╭─ Provided information

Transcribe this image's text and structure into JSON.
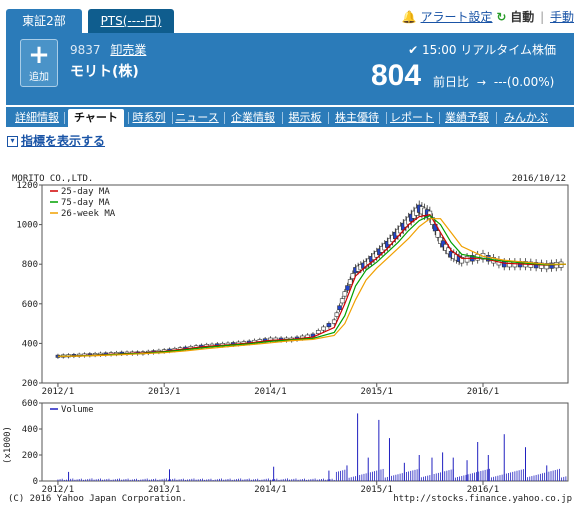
{
  "market_tabs": {
    "active": "東証2部",
    "inactive": "PTS(----円)"
  },
  "top_links": {
    "alert": "アラート設定",
    "auto": "自動",
    "sep": "|",
    "manual": "手動"
  },
  "stock": {
    "add_label": "追加",
    "code": "9837",
    "industry": "卸売業",
    "name": "モリト(株)",
    "realtime": "15:00 リアルタイム株価",
    "price": "804",
    "change_label": "前日比",
    "change_value": "---(0.00%)"
  },
  "tabs": [
    "詳細情報",
    "チャート",
    "時系列",
    "ニュース",
    "企業情報",
    "掲示板",
    "株主優待",
    "レポート",
    "業績予報",
    "みんかぶ"
  ],
  "active_tab": "チャート",
  "indicator_link": "指標を表示する",
  "chart": {
    "company": "MORITO CO.,LTD.",
    "date": "2016/10/12",
    "copyright": "(C) 2016 Yahoo Japan Corporation.",
    "url": "http://stocks.finance.yahoo.co.jp",
    "unit_label": "(x1000)"
  },
  "chart_data": [
    {
      "type": "line",
      "title": "MORITO CO.,LTD.",
      "x_ticks": [
        "2012/1",
        "2013/1",
        "2014/1",
        "2015/1",
        "2016/1"
      ],
      "ylim": [
        200,
        1200
      ],
      "y_ticks": [
        200,
        400,
        600,
        800,
        1000,
        1200
      ],
      "grid": false,
      "legend_position": "top-left",
      "series": [
        {
          "name": "25-day MA",
          "color": "#d00000"
        },
        {
          "name": "75-day MA",
          "color": "#00a000"
        },
        {
          "name": "26-week MA",
          "color": "#f0a000"
        }
      ],
      "price_x": [
        2012.0,
        2012.2,
        2012.4,
        2012.6,
        2012.8,
        2013.0,
        2013.2,
        2013.4,
        2013.6,
        2013.8,
        2014.0,
        2014.2,
        2014.4,
        2014.6,
        2014.7,
        2014.8,
        2014.9,
        2015.0,
        2015.1,
        2015.2,
        2015.3,
        2015.4,
        2015.5,
        2015.6,
        2015.7,
        2015.8,
        2016.0,
        2016.2,
        2016.4,
        2016.6,
        2016.78
      ],
      "price_y": [
        335,
        340,
        345,
        350,
        352,
        362,
        375,
        388,
        395,
        405,
        420,
        420,
        440,
        510,
        650,
        770,
        800,
        850,
        900,
        960,
        1020,
        1080,
        1050,
        920,
        850,
        820,
        840,
        800,
        800,
        790,
        800
      ],
      "ma25_y": [
        335,
        338,
        343,
        348,
        352,
        360,
        372,
        385,
        393,
        402,
        415,
        420,
        432,
        480,
        600,
        740,
        790,
        830,
        880,
        940,
        1000,
        1040,
        1050,
        960,
        870,
        830,
        830,
        805,
        800,
        795,
        800
      ],
      "ma75_y": [
        335,
        337,
        341,
        346,
        350,
        357,
        368,
        380,
        390,
        398,
        410,
        418,
        425,
        455,
        540,
        690,
        770,
        810,
        860,
        910,
        970,
        1020,
        1045,
        1000,
        910,
        850,
        830,
        815,
        805,
        797,
        800
      ],
      "ma26w_y": [
        335,
        336,
        339,
        343,
        348,
        353,
        362,
        373,
        384,
        393,
        403,
        414,
        420,
        440,
        500,
        620,
        720,
        780,
        830,
        880,
        930,
        990,
        1030,
        1030,
        960,
        890,
        840,
        820,
        810,
        800,
        800
      ]
    },
    {
      "type": "bar",
      "title": "Volume",
      "unit": "(x1000)",
      "ylim": [
        0,
        600
      ],
      "y_ticks": [
        0,
        200,
        400,
        600
      ],
      "x_ticks": [
        "2012/1",
        "2013/1",
        "2014/1",
        "2015/1",
        "2016/1"
      ],
      "series": [
        {
          "name": "Volume",
          "color": "#2020c0"
        }
      ],
      "spikes_x": [
        2012.1,
        2013.05,
        2014.03,
        2014.55,
        2014.72,
        2014.82,
        2014.92,
        2015.02,
        2015.12,
        2015.26,
        2015.4,
        2015.52,
        2015.62,
        2015.72,
        2015.85,
        2015.95,
        2016.05,
        2016.2,
        2016.4,
        2016.6
      ],
      "spikes_y": [
        70,
        90,
        110,
        80,
        120,
        520,
        180,
        470,
        330,
        140,
        200,
        180,
        220,
        180,
        160,
        300,
        200,
        360,
        260,
        120
      ]
    }
  ]
}
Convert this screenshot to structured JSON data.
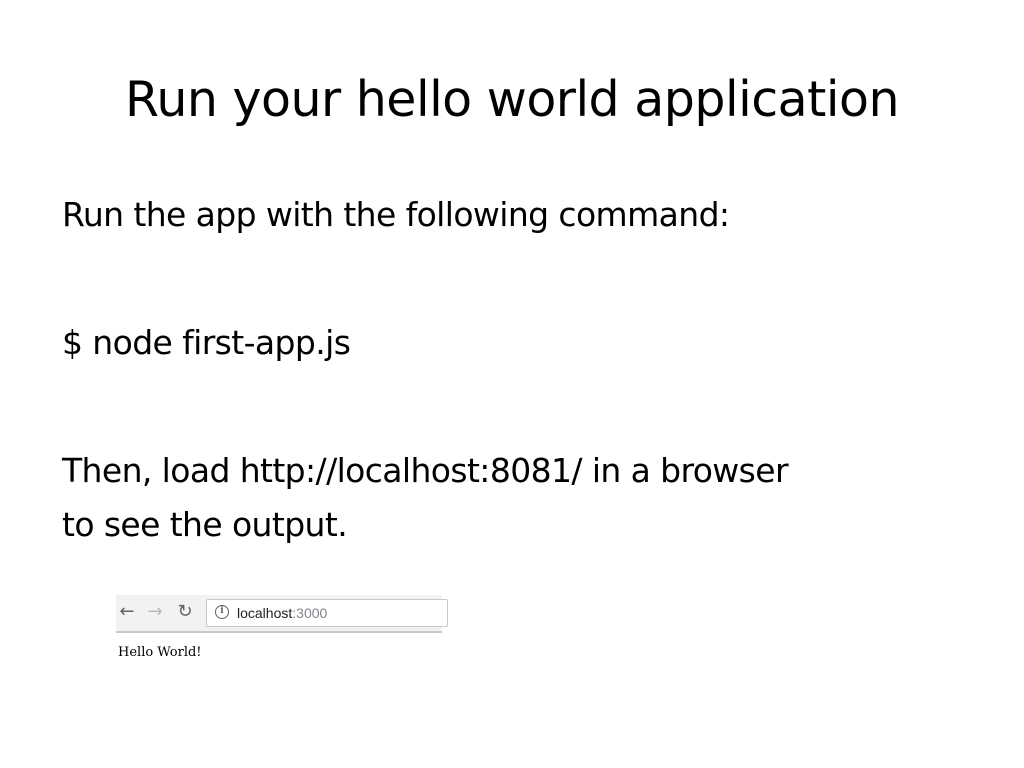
{
  "slide": {
    "title": "Run your hello world application",
    "line1": "Run the app with the following command:",
    "command": "$ node first-app.js",
    "line3a": "Then, load http://localhost:8081/ in a browser",
    "line3b": "to see the output."
  },
  "browser": {
    "icons": {
      "back": "back-arrow-icon",
      "forward": "forward-arrow-icon",
      "reload": "reload-icon",
      "info": "info-icon"
    },
    "url_host": "localhost",
    "url_port": ":3000",
    "page_text": "Hello World!"
  }
}
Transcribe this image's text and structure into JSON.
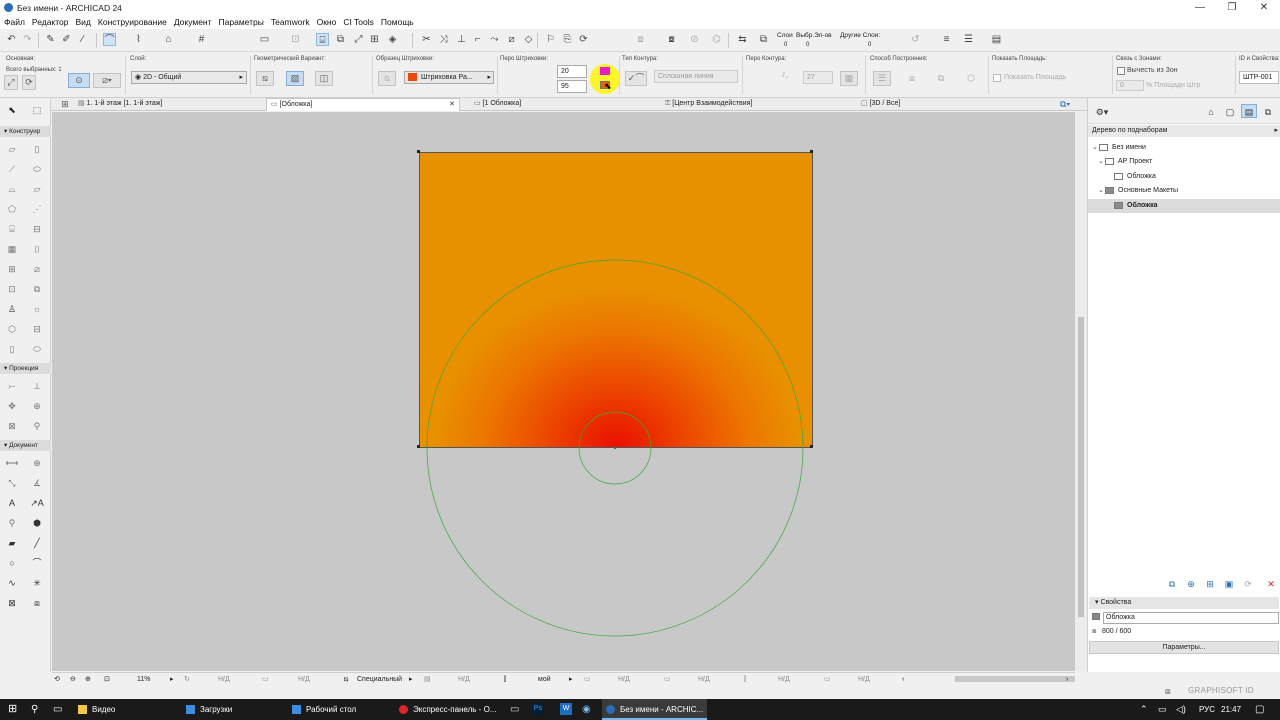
{
  "window": {
    "title": "Без имени - ARCHICAD 24",
    "min": "—",
    "max": "❐",
    "close": "✕"
  },
  "menu": [
    "Файл",
    "Редактор",
    "Вид",
    "Конструирование",
    "Документ",
    "Параметры",
    "Teamwork",
    "Окно",
    "CI Tools",
    "Помощь"
  ],
  "infobox": {
    "main_label": "Основная:",
    "selected_count": "Всего выбранных: 1",
    "layer_label": "Слой:",
    "layer_value": "2D - Общий",
    "geom_label": "Геометрический Вариант:",
    "fill_type_label": "Образец Штриховки:",
    "fill_type_value": "Штриховка Ра...",
    "fill_pen_label": "Перо Штриховки:",
    "fill_pen_value": "20",
    "fill_bg_pen_value": "95",
    "contour_type_label": "Тип Контура:",
    "contour_type_value": "Сплошная линия",
    "contour_pen_label": "Перо Контура:",
    "contour_pen_value": "27",
    "construction_label": "Способ Построения:",
    "show_area_label": "Показать Площадь:",
    "show_area_check": "Показать Площадь",
    "zones_label": "Связь с Зонами:",
    "subtract_label": "Вычесть из Зон",
    "area_pct_value": "0",
    "area_pct_label": "% Площади Штр",
    "id_label": "ID и Свойства:",
    "id_value": "ШТР-001",
    "swatch_fg": "#e61ec3",
    "swatch_bg": "#e46400"
  },
  "toolbar_layers": {
    "layers_label": "Слои",
    "sel_label": "Выбр.Эл-ов",
    "other_label": "Другие Слои:",
    "zero1": "0",
    "zero2": "0",
    "zero3": "0"
  },
  "tabs": [
    {
      "label": "1. 1-й этаж [1. 1-й этаж]"
    },
    {
      "label": "[Обложка]",
      "close": "✕"
    },
    {
      "label": "[1 Обложка]"
    },
    {
      "label": "[Центр Взаимодействия]"
    },
    {
      "label": "[3D / Все]"
    }
  ],
  "toolbox": {
    "groups": [
      "Конструир",
      "Проекция",
      "Документ"
    ]
  },
  "navigator": {
    "mode": "Дерево по поднаборам",
    "tree": [
      {
        "label": "Без имени",
        "level": 0,
        "exp": "⌄"
      },
      {
        "label": "АР Проект",
        "level": 1,
        "exp": "⌄"
      },
      {
        "label": "Обложка",
        "level": 2,
        "exp": ""
      },
      {
        "label": "Основные Макеты",
        "level": 1,
        "exp": "⌄"
      },
      {
        "label": "Обложка",
        "level": 2,
        "exp": ""
      }
    ],
    "properties_header": "Свойства",
    "properties_name": "Обложка",
    "properties_size": "800 / 600",
    "parameters_button": "Параметры..."
  },
  "statusbar": {
    "zoom": "11%",
    "nd": "Н/Д",
    "special": "Специальный",
    "mine": "мой"
  },
  "brand": "GRAPHISOFT ID",
  "taskbar": {
    "items": [
      "Видео",
      "Загрузки",
      "Рабочий стол",
      "Экспресс-панель - О...",
      "Без имени - ARCHIC..."
    ],
    "lang": "РУС",
    "time": "21:47"
  }
}
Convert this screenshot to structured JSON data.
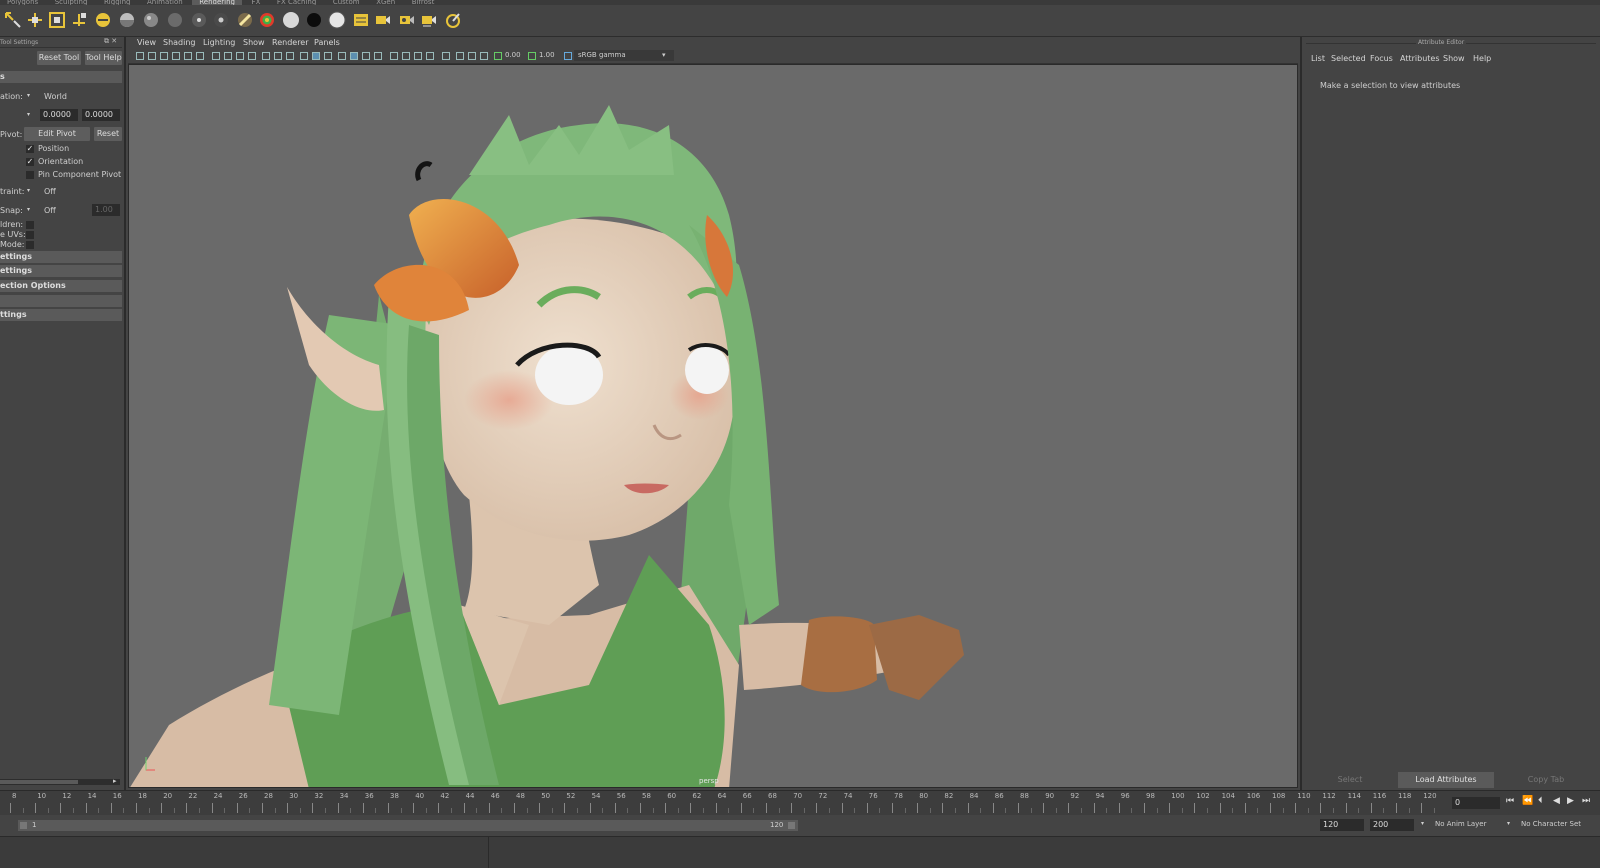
{
  "shelf_tabs": [
    "Polygons",
    "Sculpting",
    "Rigging",
    "Animation",
    "Rendering",
    "FX",
    "FX Caching",
    "Custom",
    "XGen",
    "Bifrost"
  ],
  "active_shelf": "Rendering",
  "tool_settings": {
    "title": "Tool Settings",
    "reset_tool": "Reset Tool",
    "tool_help": "Tool Help",
    "orientation_label": "ation:",
    "orientation_value": "World",
    "value_a": "0.0000",
    "value_b": "0.0000",
    "pivot_label": "Pivot:",
    "edit_pivot": "Edit Pivot",
    "reset": "Reset",
    "position": "Position",
    "orientation_chk": "Orientation",
    "pin_component_pivot": "Pin Component Pivot",
    "constraint_label": "traint:",
    "constraint_value": "Off",
    "snap_label": "Snap:",
    "snap_value": "Off",
    "snap_amount": "1.00",
    "children_label": "ldren:",
    "uvs_label": "e UVs:",
    "mode_label": "Mode:",
    "sections": [
      "ettings",
      "ettings",
      "ection Options",
      "",
      "ttings"
    ]
  },
  "viewport": {
    "menus": [
      "View",
      "Shading",
      "Lighting",
      "Show",
      "Renderer",
      "Panels"
    ],
    "exposure": "0.00",
    "gamma": "1.00",
    "color_space": "sRGB gamma",
    "camera_label": "persp"
  },
  "attribute_editor": {
    "title": "Attribute Editor",
    "tabs": [
      "List",
      "Selected",
      "Focus",
      "Attributes",
      "Show",
      "Help"
    ],
    "message": "Make a selection to view attributes",
    "select_btn": "Select",
    "load_btn": "Load Attributes",
    "copy_btn": "Copy Tab"
  },
  "timeline": {
    "tick_labels": [
      "8",
      "10",
      "12",
      "14",
      "16",
      "18",
      "20",
      "22",
      "24",
      "26",
      "28",
      "30",
      "32",
      "34",
      "36",
      "38",
      "40",
      "42",
      "44",
      "46",
      "48",
      "50",
      "52",
      "54",
      "56",
      "58",
      "60",
      "62",
      "64",
      "66",
      "68",
      "70",
      "72",
      "74",
      "76",
      "78",
      "80",
      "82",
      "84",
      "86",
      "88",
      "90",
      "92",
      "94",
      "96",
      "98",
      "100",
      "102",
      "104",
      "106",
      "108",
      "110",
      "112",
      "114",
      "116",
      "118",
      "120"
    ],
    "current_frame": "0"
  },
  "range": {
    "start": "1",
    "end_slider": "120",
    "end": "120",
    "max": "200",
    "anim_layer": "No Anim Layer",
    "character_set": "No Character Set"
  },
  "colors": {
    "panel": "#444444",
    "viewport_bg": "#6a6a6a",
    "hair": "#7fb87a",
    "leaf": "#e0843a",
    "skin": "#e9d7c5"
  }
}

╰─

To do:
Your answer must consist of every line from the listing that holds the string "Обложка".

Answer for the task:
      "label": "[Обложка]",
      "label": "[1 Обложка]"
        "label": "Обложка",
        "label": "Обложка",
    "properties_name": "Обложка",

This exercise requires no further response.